Task statement: When a line of the entries contains the word "content", report that line.
"""
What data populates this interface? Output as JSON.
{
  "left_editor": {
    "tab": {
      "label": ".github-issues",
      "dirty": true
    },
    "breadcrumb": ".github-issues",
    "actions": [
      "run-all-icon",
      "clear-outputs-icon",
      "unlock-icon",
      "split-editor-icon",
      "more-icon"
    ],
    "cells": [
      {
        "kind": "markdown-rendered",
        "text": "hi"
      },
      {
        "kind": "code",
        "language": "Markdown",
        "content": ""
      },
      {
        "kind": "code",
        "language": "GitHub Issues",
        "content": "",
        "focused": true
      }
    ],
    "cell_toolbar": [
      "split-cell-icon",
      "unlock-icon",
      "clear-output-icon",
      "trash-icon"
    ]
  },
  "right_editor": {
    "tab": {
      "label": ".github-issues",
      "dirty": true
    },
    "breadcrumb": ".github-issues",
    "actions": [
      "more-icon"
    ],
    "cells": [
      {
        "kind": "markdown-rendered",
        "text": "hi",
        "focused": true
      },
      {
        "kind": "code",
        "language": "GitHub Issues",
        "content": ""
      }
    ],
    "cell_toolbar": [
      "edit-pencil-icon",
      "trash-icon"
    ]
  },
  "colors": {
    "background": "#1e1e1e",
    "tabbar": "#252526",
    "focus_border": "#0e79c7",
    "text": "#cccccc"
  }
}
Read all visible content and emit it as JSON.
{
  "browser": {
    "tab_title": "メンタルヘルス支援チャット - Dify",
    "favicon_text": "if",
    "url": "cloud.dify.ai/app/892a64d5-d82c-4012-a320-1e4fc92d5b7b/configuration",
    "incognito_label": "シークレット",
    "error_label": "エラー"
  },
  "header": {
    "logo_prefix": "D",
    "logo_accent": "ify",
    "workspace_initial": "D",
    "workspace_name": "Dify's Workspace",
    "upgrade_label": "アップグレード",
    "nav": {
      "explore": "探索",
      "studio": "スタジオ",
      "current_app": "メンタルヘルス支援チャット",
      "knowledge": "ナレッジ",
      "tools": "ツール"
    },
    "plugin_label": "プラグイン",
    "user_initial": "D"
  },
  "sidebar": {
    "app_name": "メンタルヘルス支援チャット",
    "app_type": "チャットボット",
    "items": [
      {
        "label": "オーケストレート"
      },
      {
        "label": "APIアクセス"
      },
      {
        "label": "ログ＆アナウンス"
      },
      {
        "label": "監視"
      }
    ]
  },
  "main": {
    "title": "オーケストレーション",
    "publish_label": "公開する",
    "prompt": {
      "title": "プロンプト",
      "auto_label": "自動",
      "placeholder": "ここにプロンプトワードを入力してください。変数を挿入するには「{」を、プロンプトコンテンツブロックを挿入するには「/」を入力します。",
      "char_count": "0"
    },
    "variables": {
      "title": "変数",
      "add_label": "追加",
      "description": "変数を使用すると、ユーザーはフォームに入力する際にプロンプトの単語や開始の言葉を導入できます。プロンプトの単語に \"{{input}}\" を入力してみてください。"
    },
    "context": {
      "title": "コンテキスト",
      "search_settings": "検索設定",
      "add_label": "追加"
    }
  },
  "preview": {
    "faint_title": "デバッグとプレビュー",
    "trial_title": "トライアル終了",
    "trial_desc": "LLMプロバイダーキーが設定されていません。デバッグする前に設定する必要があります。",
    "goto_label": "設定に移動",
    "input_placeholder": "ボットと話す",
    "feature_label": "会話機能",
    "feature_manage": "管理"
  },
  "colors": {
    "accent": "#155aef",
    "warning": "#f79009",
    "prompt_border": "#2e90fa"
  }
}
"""
Reply to the task:
        "content": ""
        "content": "",
        "content": ""
Read all visible content and emit it as JSON.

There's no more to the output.